_About this task_
In the records, find each line where "borders" occurs, and copy it.

Provided records below:

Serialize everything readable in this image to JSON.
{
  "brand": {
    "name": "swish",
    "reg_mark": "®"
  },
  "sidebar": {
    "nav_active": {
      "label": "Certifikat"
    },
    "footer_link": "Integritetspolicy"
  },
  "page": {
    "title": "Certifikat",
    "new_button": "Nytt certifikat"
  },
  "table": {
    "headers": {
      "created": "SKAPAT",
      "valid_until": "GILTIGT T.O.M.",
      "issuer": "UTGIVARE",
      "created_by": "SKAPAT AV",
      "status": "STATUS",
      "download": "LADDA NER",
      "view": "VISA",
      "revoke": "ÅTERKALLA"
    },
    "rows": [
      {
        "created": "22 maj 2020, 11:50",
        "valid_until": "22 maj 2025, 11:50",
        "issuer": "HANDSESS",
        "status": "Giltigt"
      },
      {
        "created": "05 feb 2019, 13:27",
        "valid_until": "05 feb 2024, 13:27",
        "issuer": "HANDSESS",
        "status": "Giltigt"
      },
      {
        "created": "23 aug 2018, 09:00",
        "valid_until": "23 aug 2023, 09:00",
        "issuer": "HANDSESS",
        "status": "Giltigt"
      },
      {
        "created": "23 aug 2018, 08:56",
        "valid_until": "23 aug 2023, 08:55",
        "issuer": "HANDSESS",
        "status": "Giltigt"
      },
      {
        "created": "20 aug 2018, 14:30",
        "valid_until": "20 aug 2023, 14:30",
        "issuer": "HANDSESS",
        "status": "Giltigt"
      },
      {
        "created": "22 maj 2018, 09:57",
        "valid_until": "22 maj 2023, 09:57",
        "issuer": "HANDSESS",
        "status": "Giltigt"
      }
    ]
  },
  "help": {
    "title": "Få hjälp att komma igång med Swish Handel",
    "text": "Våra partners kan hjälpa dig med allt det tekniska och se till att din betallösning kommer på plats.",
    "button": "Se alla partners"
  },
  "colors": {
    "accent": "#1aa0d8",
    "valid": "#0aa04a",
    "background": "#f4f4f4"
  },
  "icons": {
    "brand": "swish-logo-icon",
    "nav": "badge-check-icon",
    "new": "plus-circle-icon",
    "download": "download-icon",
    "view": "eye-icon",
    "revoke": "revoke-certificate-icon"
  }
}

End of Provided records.
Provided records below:

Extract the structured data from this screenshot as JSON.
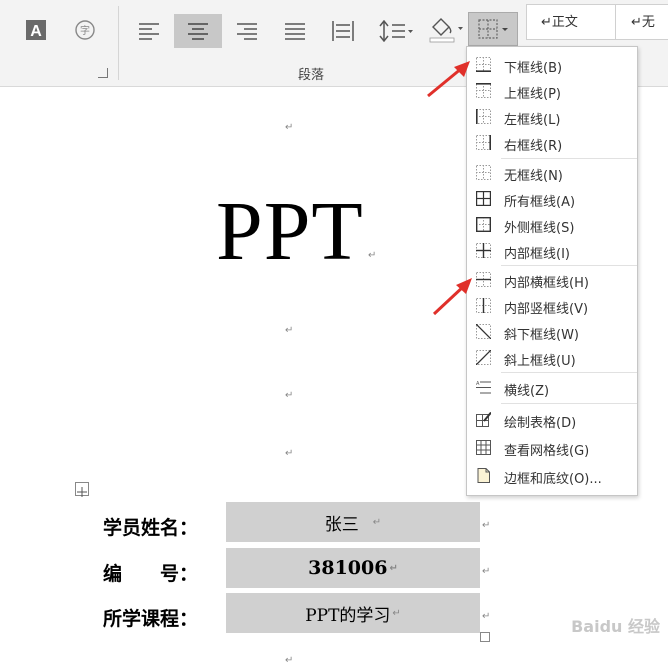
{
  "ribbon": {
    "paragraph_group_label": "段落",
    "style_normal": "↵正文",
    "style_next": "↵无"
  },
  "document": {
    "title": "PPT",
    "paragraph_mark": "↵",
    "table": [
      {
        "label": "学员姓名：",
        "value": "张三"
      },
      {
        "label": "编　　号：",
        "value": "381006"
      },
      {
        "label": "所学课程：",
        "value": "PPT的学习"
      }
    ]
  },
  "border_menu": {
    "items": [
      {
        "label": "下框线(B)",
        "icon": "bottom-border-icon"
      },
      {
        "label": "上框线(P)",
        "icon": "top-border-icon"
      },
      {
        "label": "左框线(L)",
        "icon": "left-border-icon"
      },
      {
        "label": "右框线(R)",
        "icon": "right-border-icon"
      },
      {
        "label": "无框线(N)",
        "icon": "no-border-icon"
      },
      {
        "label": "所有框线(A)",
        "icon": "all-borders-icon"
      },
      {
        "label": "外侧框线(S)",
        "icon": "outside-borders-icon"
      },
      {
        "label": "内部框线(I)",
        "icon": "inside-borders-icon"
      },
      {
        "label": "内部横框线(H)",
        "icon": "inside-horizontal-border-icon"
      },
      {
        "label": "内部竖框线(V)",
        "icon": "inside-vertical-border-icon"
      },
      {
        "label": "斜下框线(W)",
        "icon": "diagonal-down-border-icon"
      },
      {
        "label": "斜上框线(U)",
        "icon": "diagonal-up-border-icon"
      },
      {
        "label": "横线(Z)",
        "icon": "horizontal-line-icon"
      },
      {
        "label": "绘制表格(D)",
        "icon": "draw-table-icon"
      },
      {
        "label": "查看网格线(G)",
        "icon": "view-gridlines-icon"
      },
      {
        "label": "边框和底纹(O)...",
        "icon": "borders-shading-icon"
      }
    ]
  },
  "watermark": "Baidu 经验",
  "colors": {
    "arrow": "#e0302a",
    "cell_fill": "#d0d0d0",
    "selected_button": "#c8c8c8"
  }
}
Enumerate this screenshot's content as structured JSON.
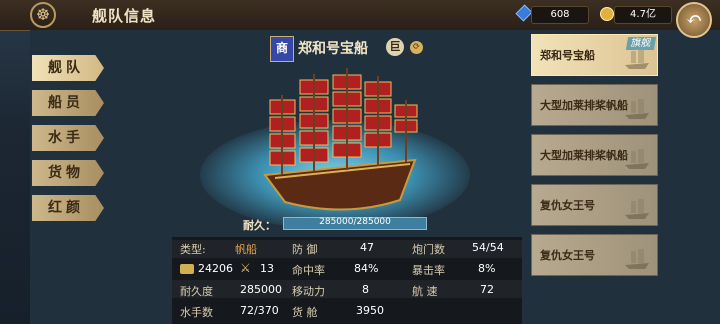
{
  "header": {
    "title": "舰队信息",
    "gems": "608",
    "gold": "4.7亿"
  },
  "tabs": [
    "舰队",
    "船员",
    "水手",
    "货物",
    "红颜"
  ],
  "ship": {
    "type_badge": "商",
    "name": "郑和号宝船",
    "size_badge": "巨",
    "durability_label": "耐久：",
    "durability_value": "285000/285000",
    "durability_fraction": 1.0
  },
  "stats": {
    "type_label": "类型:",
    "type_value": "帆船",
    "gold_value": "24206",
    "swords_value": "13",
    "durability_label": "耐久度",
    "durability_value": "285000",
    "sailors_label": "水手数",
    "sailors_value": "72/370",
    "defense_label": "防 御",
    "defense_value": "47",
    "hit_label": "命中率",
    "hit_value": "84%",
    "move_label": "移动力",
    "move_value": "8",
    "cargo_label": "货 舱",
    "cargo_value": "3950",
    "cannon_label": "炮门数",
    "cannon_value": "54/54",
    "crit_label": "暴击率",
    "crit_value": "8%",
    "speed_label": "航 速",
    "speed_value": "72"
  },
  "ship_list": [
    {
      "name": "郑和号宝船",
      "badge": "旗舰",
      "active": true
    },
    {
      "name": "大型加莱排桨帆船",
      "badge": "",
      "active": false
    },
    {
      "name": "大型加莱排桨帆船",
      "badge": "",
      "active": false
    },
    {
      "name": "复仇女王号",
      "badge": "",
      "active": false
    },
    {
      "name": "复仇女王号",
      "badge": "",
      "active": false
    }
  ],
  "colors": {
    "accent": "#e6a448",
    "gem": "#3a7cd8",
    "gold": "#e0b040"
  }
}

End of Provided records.

_Response to the exercise_
        "icon": "all-borders-icon"
        "icon": "outside-borders-icon"
        "icon": "inside-borders-icon"
        "icon": "borders-shading-icon"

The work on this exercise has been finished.